Lori Loughlin and Mossimo Giannulli's trial date is set. ET has confirmed that the couple will be tried for their involvement in the college admissions scandal beginning on Oct. 5. The trial, which will take place at a federal courthouse in Boston, Massachusetts, is expected to last at least four weeks.
Loughlin and Giannulli are accused of paying $500,000 in bribes to get their daughters, 20-year-old Olivia Jade and 21-year-old Isabella, admitted to the University of Southern California as recruits for the crew team, though neither woman had ever participated in the sport. Both Giannulli and Loughlin have pleaded not guilty to all charges leveled against them, claiming their payments were donations to the school and not bribes.
The trial date announcement comes one day after the couple's attorney filed documents requesting that the court "postpone the setting of any trial dates" until disputes and motions could be "briefed and decided."
In the docs, the couple's lawyer claims that the U.S. Attorneys produced new information and discovery "that is not only exculpatory, but exonerating for Loughlin and Giannulli."

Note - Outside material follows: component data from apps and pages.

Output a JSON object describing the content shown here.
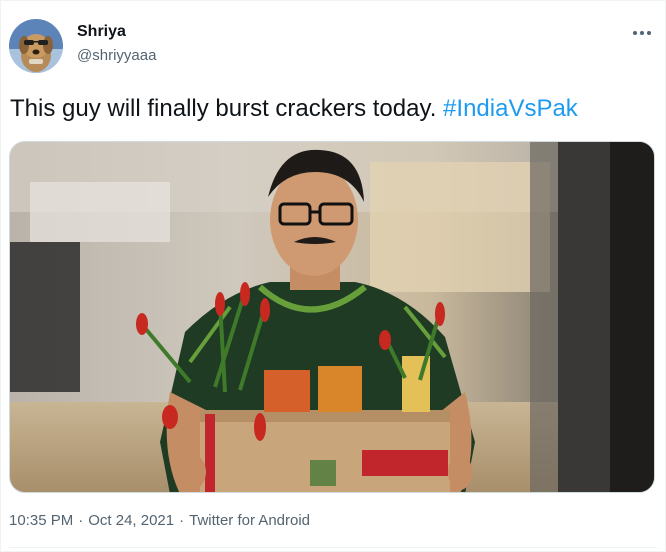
{
  "author": {
    "display_name": "Shriya",
    "handle": "@shriyyaaa",
    "avatar_icon": "dog-avatar-icon"
  },
  "tweet": {
    "text": "This guy will finally burst crackers today.",
    "hashtag": "#IndiaVsPak"
  },
  "media": {
    "description_icon": "photo-man-carrying-firecrackers-box"
  },
  "meta": {
    "time": "10:35 PM",
    "separator": "·",
    "date": "Oct 24, 2021",
    "client": "Twitter for Android"
  },
  "icons": {
    "more": "more-dots-icon"
  },
  "colors": {
    "text": "#0f1419",
    "secondary": "#536471",
    "link": "#1d9bf0",
    "border": "#cfd9de"
  }
}
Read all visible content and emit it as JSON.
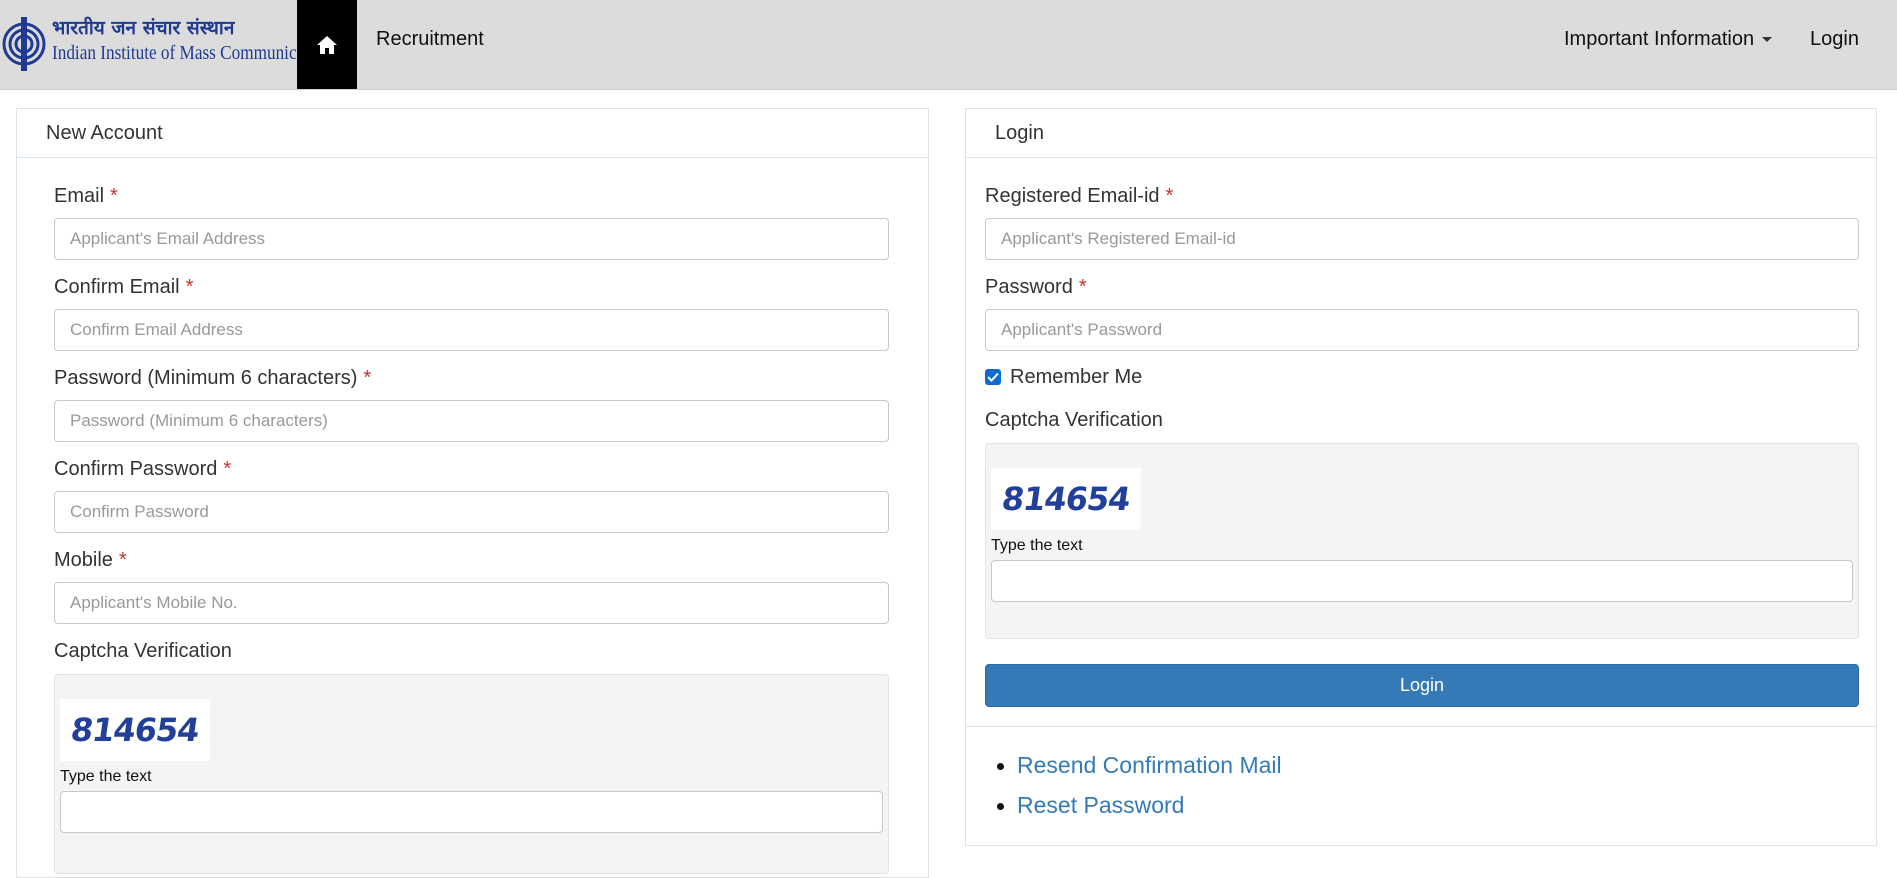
{
  "brand": {
    "hindi_name": "भारतीय जन संचार संस्थान",
    "english_name": "Indian Institute of Mass Communication"
  },
  "nav": {
    "home_icon": "home-icon",
    "recruitment": "Recruitment",
    "important_info": "Important Information",
    "login": "Login"
  },
  "new_account": {
    "title": "New Account",
    "email_label": "Email",
    "email_placeholder": "Applicant's Email Address",
    "confirm_email_label": "Confirm Email",
    "confirm_email_placeholder": "Confirm Email Address",
    "password_label": "Password (Minimum 6 characters)",
    "password_placeholder": "Password (Minimum 6 characters)",
    "confirm_password_label": "Confirm Password",
    "confirm_password_placeholder": "Confirm Password",
    "mobile_label": "Mobile",
    "mobile_placeholder": "Applicant's Mobile No.",
    "captcha_label": "Captcha Verification",
    "captcha_code": "814654",
    "captcha_hint": "Type the text"
  },
  "login_panel": {
    "title": "Login",
    "email_label": "Registered Email-id",
    "email_placeholder": "Applicant's Registered Email-id",
    "password_label": "Password",
    "password_placeholder": "Applicant's Password",
    "remember_label": "Remember Me",
    "remember_checked": true,
    "captcha_label": "Captcha Verification",
    "captcha_code": "814654",
    "captcha_hint": "Type the text",
    "login_button": "Login",
    "links": [
      "Resend Confirmation Mail",
      "Reset Password"
    ]
  },
  "required_marker": "*",
  "colors": {
    "navbar_bg": "#dcdcdc",
    "primary": "#337ab7",
    "required": "#c9302c",
    "brand_blue": "#1f3a93"
  }
}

The docs further state that Rick Singer, the ringleader behind the college admissions scandal, had discussions with FBI investigators in which they "directed him" to make phone calls to his clients in order to get incriminating statements.
The documents also allege that Singer's notes of his conversations "indicate that FBI agents yelled at him and instructed him to lie by saying that he told his clients who participated in the alleged 'side door' scheme that their payments were bribes, rather than legitimate donations that went to the schools."
Singer went on to write about having a "loud and abrasive call with agents" in which "they continue to ask me to tell a fib and not restate what I told my clients as to where their money was going -- to the program not the coach and that it was a donation and they want it to be a payment."
"I asked for a script if they want me to ask questions and retrieve responses that are not accurate to the way I should be asking the questions. Essentially they are asking me to bend the truth which is what they asked me not to do when working with the agents and [Assistant U.S. Attorney] Eric Rosen," the notes alleged. "This time [was] about asking each person to agree to a lie I was telling them."
According to the couple's attorney, the notes are "precisely the kind of exculpatory -- and indeed, exonerating -- information Loughlin and Giannulli have been seeking."
In response, the prosecution said that they "scrupulously adhered to its discovery obligations" in regard to providing Singer's notes to the defense, and are not "withholding any exculpatory evidence." They also called Loughlin and Giannulli's claims "hyperbolic and unsupported."
In the defense's reply, they reasserted their initial claims, adding that some of the prosecution's "belated disclosures" were "conveniently vague."
A source close to Loughlin and Giannulli’s team exclusively tells ET, "This latest release of exculpatory evidence clearly shows that the government was using bullying tactics and intimidation in an effort to bolster their lack of evidence in this case."
The source adds that the couple continue to maintain their innocence as they have from day one.